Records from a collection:
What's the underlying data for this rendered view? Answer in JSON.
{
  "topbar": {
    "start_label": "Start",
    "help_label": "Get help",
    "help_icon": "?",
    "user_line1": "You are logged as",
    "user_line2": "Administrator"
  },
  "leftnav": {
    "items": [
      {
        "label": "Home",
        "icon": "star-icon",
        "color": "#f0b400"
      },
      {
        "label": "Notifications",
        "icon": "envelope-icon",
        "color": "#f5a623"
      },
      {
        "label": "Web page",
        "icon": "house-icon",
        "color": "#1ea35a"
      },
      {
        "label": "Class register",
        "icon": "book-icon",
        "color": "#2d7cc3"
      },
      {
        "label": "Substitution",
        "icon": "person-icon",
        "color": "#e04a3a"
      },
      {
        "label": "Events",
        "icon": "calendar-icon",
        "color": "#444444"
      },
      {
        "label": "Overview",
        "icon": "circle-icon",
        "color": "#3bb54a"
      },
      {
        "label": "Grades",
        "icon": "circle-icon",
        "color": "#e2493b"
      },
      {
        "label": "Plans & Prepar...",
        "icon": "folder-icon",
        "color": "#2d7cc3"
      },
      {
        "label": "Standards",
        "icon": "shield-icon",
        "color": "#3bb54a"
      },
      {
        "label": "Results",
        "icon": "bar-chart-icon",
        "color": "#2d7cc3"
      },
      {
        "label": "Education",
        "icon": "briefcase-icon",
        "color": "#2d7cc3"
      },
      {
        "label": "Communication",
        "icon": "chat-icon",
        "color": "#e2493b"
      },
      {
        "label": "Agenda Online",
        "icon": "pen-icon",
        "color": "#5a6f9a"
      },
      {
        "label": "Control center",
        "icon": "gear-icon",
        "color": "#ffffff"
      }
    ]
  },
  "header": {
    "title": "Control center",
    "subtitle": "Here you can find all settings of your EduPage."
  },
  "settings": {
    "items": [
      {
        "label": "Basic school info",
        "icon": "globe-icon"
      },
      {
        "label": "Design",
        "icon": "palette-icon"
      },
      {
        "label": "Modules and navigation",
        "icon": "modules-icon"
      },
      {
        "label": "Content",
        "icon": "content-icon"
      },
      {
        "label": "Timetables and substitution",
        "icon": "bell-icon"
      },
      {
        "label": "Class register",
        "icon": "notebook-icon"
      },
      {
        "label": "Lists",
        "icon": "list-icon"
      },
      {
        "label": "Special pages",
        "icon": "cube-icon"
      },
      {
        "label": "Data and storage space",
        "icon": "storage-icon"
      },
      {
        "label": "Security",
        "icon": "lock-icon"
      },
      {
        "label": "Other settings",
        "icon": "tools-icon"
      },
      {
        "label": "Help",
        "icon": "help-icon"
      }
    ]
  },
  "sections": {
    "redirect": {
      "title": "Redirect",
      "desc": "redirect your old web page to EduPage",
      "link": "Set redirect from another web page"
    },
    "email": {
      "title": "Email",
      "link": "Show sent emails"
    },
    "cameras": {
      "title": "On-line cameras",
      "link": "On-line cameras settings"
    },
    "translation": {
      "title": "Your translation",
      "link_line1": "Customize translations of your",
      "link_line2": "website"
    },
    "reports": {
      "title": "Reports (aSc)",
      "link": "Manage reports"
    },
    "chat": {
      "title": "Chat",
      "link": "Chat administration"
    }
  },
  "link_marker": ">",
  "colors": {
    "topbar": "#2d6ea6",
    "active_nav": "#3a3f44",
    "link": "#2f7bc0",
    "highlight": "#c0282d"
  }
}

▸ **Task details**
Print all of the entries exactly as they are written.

▸ **Answer space**
What's the underlying data for this rendered view? Answer in JSON.
{
  "topbar": {
    "start_label": "Start",
    "help_label": "Get help",
    "help_icon": "?",
    "user_line1": "You are logged as",
    "user_line2": "Administrator"
  },
  "leftnav": {
    "items": [
      {
        "label": "Home",
        "icon": "star-icon",
        "color": "#f0b400"
      },
      {
        "label": "Notifications",
        "icon": "envelope-icon",
        "color": "#f5a623"
      },
      {
        "label": "Web page",
        "icon": "house-icon",
        "color": "#1ea35a"
      },
      {
        "label": "Class register",
        "icon": "book-icon",
        "color": "#2d7cc3"
      },
      {
        "label": "Substitution",
        "icon": "person-icon",
        "color": "#e04a3a"
      },
      {
        "label": "Events",
        "icon": "calendar-icon",
        "color": "#444444"
      },
      {
        "label": "Overview",
        "icon": "circle-icon",
        "color": "#3bb54a"
      },
      {
        "label": "Grades",
        "icon": "circle-icon",
        "color": "#e2493b"
      },
      {
        "label": "Plans & Prepar...",
        "icon": "folder-icon",
        "color": "#2d7cc3"
      },
      {
        "label": "Standards",
        "icon": "shield-icon",
        "color": "#3bb54a"
      },
      {
        "label": "Results",
        "icon": "bar-chart-icon",
        "color": "#2d7cc3"
      },
      {
        "label": "Education",
        "icon": "briefcase-icon",
        "color": "#2d7cc3"
      },
      {
        "label": "Communication",
        "icon": "chat-icon",
        "color": "#e2493b"
      },
      {
        "label": "Agenda Online",
        "icon": "pen-icon",
        "color": "#5a6f9a"
      },
      {
        "label": "Control center",
        "icon": "gear-icon",
        "color": "#ffffff"
      }
    ]
  },
  "header": {
    "title": "Control center",
    "subtitle": "Here you can find all settings of your EduPage."
  },
  "settings": {
    "items": [
      {
        "label": "Basic school info",
        "icon": "globe-icon"
      },
      {
        "label": "Design",
        "icon": "palette-icon"
      },
      {
        "label": "Modules and navigation",
        "icon": "modules-icon"
      },
      {
        "label": "Content",
        "icon": "content-icon"
      },
      {
        "label": "Timetables and substitution",
        "icon": "bell-icon"
      },
      {
        "label": "Class register",
        "icon": "notebook-icon"
      },
      {
        "label": "Lists",
        "icon": "list-icon"
      },
      {
        "label": "Special pages",
        "icon": "cube-icon"
      },
      {
        "label": "Data and storage space",
        "icon": "storage-icon"
      },
      {
        "label": "Security",
        "icon": "lock-icon"
      },
      {
        "label": "Other settings",
        "icon": "tools-icon"
      },
      {
        "label": "Help",
        "icon": "help-icon"
      }
    ]
  },
  "sections": {
    "redirect": {
      "title": "Redirect",
      "desc": "redirect your old web page to EduPage",
      "link": "Set redirect from another web page"
    },
    "email": {
      "title": "Email",
      "link": "Show sent emails"
    },
    "cameras": {
      "title": "On-line cameras",
      "link": "On-line cameras settings"
    },
    "translation": {
      "title": "Your translation",
      "link_line1": "Customize translations of your",
      "link_line2": "website"
    },
    "reports": {
      "title": "Reports (aSc)",
      "link": "Manage reports"
    },
    "chat": {
      "title": "Chat",
      "link": "Chat administration"
    }
  },
  "link_marker": ">",
  "colors": {
    "topbar": "#2d6ea6",
    "active_nav": "#3a3f44",
    "link": "#2f7bc0",
    "highlight": "#c0282d"
  }
}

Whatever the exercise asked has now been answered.